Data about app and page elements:
========================================================================

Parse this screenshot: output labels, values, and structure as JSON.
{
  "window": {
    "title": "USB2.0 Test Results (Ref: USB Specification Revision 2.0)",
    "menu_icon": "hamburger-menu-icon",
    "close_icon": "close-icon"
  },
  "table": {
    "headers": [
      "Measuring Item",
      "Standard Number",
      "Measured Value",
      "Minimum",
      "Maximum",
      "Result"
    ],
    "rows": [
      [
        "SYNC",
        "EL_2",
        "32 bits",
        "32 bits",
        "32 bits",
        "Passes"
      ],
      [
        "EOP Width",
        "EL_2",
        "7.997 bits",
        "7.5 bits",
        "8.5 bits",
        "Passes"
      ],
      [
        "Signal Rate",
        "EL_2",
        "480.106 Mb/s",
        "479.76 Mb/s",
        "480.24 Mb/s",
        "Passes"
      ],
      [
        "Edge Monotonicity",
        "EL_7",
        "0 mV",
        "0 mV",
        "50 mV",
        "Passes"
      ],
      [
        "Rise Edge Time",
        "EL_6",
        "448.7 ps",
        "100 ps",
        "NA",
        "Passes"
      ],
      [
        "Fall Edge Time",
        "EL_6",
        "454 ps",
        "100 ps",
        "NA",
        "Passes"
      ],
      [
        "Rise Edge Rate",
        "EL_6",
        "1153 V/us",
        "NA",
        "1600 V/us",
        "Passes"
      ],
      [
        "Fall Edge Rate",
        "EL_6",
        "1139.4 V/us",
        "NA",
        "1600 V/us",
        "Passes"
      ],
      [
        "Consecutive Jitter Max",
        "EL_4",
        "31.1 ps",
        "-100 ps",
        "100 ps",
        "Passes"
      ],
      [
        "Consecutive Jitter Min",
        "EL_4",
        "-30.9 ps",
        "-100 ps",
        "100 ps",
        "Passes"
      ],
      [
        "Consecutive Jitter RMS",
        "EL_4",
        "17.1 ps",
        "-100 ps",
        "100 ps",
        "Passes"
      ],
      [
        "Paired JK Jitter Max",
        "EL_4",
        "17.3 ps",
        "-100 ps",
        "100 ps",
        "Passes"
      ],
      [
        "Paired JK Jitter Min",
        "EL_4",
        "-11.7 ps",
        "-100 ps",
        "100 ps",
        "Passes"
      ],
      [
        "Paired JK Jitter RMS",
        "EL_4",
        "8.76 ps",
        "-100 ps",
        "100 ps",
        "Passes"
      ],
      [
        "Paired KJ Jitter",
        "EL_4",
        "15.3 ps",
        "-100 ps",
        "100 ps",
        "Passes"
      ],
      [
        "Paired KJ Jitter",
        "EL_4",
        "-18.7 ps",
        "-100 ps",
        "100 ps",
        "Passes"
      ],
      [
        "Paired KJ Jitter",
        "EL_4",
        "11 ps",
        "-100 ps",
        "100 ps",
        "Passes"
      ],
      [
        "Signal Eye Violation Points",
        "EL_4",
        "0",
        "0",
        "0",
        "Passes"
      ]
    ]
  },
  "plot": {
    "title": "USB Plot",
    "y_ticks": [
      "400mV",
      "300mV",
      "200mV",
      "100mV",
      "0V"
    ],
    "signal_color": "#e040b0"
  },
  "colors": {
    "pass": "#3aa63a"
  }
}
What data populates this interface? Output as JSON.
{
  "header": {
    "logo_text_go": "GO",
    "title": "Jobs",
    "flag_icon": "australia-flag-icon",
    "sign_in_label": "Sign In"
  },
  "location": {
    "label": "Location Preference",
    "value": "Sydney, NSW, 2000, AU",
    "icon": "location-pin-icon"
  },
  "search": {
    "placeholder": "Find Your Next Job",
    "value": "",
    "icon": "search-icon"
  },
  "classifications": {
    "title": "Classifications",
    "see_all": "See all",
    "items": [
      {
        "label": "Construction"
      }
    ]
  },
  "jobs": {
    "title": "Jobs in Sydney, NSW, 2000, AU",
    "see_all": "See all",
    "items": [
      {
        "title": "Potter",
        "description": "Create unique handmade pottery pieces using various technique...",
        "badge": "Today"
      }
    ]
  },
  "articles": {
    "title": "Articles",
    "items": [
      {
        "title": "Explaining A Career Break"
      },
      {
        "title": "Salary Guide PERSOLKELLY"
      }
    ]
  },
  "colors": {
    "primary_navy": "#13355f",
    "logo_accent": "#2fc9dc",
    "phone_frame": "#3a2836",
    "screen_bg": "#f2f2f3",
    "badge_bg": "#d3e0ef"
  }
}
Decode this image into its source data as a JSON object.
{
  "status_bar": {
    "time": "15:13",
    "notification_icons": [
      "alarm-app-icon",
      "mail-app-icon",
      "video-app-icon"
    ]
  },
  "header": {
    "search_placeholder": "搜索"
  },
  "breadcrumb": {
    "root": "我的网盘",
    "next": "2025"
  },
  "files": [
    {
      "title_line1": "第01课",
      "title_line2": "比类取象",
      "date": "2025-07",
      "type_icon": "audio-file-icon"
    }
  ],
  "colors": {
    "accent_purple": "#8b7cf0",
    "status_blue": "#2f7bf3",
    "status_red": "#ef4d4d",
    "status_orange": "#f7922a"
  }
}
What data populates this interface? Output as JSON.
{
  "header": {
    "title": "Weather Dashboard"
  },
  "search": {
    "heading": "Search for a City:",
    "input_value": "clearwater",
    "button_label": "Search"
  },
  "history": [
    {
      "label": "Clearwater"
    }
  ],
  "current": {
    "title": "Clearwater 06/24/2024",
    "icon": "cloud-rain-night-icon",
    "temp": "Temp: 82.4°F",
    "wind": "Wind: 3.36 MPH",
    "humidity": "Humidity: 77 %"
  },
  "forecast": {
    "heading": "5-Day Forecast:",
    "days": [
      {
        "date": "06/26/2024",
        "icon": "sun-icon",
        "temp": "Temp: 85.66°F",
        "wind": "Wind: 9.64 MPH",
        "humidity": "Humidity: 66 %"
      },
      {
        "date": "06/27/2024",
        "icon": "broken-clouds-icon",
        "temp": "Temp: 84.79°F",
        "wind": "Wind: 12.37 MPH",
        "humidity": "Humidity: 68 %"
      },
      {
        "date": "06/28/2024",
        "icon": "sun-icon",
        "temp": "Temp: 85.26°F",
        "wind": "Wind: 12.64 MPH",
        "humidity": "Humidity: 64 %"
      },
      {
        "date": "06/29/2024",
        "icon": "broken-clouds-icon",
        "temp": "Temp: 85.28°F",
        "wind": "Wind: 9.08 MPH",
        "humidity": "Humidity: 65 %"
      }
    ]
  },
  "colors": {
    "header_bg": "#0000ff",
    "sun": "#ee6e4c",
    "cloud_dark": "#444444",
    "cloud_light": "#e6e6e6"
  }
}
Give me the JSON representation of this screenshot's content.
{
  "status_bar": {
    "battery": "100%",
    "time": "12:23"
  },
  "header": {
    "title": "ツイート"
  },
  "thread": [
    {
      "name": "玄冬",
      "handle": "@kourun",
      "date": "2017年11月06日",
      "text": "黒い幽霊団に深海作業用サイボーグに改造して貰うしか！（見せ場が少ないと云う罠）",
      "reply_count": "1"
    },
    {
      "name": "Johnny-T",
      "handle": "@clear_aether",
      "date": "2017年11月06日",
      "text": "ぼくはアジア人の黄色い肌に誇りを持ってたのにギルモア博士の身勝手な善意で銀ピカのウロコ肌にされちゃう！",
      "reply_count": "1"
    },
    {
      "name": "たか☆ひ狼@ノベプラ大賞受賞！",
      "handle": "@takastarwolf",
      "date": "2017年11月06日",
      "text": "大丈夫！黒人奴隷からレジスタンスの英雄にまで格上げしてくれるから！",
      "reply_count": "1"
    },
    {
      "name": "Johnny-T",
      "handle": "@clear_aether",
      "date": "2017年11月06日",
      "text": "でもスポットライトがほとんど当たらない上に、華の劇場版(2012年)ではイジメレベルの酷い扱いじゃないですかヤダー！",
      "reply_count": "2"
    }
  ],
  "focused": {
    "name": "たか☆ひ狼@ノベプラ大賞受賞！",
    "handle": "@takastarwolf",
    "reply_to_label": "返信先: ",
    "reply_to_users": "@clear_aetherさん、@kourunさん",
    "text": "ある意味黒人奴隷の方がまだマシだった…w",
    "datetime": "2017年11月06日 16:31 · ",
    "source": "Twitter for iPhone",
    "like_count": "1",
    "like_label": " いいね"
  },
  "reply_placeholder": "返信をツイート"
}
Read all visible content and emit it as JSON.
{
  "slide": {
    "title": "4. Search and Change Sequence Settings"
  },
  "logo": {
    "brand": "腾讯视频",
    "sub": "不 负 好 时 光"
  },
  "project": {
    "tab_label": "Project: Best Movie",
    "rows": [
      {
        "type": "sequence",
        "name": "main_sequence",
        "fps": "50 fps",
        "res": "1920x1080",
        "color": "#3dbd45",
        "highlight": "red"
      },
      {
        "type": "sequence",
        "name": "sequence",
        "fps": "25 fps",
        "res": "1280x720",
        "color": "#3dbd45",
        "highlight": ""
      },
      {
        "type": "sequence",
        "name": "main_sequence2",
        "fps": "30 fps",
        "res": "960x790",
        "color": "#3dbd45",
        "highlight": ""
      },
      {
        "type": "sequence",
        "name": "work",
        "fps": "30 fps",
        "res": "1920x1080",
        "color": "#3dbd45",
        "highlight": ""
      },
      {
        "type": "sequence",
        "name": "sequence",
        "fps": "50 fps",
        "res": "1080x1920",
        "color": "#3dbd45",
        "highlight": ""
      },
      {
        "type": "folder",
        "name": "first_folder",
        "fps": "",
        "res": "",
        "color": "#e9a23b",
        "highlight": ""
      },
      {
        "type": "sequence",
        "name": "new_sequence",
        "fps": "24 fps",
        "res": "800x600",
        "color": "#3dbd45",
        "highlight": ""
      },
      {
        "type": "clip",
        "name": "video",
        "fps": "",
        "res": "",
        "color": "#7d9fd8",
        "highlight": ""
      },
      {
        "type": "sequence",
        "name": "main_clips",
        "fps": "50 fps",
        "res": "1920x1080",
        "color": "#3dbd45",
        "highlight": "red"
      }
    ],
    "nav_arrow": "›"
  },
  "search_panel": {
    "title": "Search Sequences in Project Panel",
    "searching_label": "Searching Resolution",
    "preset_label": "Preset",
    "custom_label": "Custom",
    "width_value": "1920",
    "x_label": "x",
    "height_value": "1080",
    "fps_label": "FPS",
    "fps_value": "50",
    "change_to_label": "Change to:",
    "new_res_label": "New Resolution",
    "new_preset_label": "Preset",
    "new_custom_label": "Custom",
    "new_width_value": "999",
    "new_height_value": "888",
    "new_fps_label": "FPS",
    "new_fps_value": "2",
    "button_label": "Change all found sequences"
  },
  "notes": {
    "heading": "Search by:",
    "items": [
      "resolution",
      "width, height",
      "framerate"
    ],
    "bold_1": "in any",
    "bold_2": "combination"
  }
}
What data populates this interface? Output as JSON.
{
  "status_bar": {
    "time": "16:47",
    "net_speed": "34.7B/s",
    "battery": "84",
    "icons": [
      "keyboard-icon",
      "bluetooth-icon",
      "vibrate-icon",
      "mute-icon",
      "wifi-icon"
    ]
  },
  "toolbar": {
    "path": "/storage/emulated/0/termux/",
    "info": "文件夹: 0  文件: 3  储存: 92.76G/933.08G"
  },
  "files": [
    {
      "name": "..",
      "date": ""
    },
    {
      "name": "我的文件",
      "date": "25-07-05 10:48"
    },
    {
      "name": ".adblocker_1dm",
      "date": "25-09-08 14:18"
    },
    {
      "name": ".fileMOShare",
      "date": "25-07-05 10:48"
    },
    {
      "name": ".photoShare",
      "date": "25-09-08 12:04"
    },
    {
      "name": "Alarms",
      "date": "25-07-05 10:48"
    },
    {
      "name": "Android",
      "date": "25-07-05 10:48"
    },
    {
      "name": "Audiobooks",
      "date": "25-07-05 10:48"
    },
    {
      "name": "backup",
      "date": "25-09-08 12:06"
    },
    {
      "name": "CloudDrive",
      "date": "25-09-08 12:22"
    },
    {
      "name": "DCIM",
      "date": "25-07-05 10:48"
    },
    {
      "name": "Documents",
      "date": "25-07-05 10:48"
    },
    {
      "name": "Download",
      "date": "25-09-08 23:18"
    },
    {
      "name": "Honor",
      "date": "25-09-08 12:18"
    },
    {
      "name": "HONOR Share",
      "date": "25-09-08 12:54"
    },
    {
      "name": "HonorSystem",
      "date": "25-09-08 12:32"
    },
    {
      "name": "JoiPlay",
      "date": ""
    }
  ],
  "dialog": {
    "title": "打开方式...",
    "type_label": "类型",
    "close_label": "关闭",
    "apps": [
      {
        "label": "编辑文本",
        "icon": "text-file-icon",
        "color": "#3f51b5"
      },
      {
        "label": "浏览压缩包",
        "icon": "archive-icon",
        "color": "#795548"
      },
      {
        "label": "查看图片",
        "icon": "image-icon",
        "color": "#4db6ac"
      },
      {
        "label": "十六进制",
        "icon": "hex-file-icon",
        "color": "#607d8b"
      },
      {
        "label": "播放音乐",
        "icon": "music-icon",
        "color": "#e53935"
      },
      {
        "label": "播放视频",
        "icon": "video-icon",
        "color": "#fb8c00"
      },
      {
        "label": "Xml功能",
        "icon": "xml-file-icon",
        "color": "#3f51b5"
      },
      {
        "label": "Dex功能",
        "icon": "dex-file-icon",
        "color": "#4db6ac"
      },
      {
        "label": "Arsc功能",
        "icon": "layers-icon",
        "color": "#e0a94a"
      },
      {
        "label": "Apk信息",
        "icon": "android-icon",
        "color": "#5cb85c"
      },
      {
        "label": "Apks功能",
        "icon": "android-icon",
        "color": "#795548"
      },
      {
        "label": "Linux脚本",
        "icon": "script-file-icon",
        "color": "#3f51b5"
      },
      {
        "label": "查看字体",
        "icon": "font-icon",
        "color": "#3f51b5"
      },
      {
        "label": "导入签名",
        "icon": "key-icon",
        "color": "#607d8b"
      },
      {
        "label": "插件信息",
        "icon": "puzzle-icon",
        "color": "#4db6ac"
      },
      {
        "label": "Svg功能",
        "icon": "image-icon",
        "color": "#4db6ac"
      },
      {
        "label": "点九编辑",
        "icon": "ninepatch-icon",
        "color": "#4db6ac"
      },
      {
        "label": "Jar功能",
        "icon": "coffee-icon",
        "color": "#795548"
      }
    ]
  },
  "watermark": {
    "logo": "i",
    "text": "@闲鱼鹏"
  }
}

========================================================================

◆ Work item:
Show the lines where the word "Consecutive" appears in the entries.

◆ Result of this exercise:
        "Consecutive Jitter Max",
        "Consecutive Jitter Min",
        "Consecutive Jitter RMS",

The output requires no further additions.